[Source material Boundary: Start]

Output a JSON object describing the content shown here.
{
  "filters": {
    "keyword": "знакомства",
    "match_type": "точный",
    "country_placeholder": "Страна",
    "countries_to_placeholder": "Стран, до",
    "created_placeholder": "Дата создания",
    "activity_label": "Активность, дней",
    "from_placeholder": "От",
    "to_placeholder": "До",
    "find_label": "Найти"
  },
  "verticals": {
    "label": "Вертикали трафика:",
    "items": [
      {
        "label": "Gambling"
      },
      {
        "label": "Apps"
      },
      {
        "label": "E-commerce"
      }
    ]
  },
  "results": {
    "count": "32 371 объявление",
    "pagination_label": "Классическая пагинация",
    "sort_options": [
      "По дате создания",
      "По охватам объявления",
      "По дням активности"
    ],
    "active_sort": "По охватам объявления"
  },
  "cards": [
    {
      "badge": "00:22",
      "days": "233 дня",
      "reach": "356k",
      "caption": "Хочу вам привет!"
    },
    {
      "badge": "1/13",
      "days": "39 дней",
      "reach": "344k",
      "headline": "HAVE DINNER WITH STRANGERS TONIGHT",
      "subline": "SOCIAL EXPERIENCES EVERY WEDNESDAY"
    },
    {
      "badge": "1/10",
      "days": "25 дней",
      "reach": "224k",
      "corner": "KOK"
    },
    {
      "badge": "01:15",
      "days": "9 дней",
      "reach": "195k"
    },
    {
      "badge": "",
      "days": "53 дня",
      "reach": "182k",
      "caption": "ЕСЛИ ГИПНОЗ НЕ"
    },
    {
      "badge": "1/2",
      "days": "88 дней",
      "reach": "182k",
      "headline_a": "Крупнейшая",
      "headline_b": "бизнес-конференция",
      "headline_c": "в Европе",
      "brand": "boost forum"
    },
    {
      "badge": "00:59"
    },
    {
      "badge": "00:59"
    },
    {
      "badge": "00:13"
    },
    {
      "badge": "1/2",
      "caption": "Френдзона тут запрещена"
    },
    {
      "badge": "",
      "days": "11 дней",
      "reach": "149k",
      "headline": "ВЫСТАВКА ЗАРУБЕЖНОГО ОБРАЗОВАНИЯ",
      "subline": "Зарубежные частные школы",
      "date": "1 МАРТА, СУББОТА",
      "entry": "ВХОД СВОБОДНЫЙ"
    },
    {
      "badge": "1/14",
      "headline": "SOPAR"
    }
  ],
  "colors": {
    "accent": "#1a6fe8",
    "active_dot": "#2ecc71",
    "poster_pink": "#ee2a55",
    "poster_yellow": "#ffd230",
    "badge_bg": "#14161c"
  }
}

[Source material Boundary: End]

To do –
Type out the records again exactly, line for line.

Exercise result –
Output a JSON object describing the content shown here.
{
  "filters": {
    "keyword": "знакомства",
    "match_type": "точный",
    "country_placeholder": "Страна",
    "countries_to_placeholder": "Стран, до",
    "created_placeholder": "Дата создания",
    "activity_label": "Активность, дней",
    "from_placeholder": "От",
    "to_placeholder": "До",
    "find_label": "Найти"
  },
  "verticals": {
    "label": "Вертикали трафика:",
    "items": [
      {
        "label": "Gambling"
      },
      {
        "label": "Apps"
      },
      {
        "label": "E-commerce"
      }
    ]
  },
  "results": {
    "count": "32 371 объявление",
    "pagination_label": "Классическая пагинация",
    "sort_options": [
      "По дате создания",
      "По охватам объявления",
      "По дням активности"
    ],
    "active_sort": "По охватам объявления"
  },
  "cards": [
    {
      "badge": "00:22",
      "days": "233 дня",
      "reach": "356k",
      "caption": "Хочу вам привет!"
    },
    {
      "badge": "1/13",
      "days": "39 дней",
      "reach": "344k",
      "headline": "HAVE DINNER WITH STRANGERS TONIGHT",
      "subline": "SOCIAL EXPERIENCES EVERY WEDNESDAY"
    },
    {
      "badge": "1/10",
      "days": "25 дней",
      "reach": "224k",
      "corner": "KOK"
    },
    {
      "badge": "01:15",
      "days": "9 дней",
      "reach": "195k"
    },
    {
      "badge": "",
      "days": "53 дня",
      "reach": "182k",
      "caption": "ЕСЛИ ГИПНОЗ НЕ"
    },
    {
      "badge": "1/2",
      "days": "88 дней",
      "reach": "182k",
      "headline_a": "Крупнейшая",
      "headline_b": "бизнес-конференция",
      "headline_c": "в Европе",
      "brand": "boost forum"
    },
    {
      "badge": "00:59"
    },
    {
      "badge": "00:59"
    },
    {
      "badge": "00:13"
    },
    {
      "badge": "1/2",
      "caption": "Френдзона тут запрещена"
    },
    {
      "badge": "",
      "days": "11 дней",
      "reach": "149k",
      "headline": "ВЫСТАВКА ЗАРУБЕЖНОГО ОБРАЗОВАНИЯ",
      "subline": "Зарубежные частные школы",
      "date": "1 МАРТА, СУББОТА",
      "entry": "ВХОД СВОБОДНЫЙ"
    },
    {
      "badge": "1/14",
      "headline": "SOPAR"
    }
  ],
  "colors": {
    "accent": "#1a6fe8",
    "active_dot": "#2ecc71",
    "poster_pink": "#ee2a55",
    "poster_yellow": "#ffd230",
    "badge_bg": "#14161c"
  }
}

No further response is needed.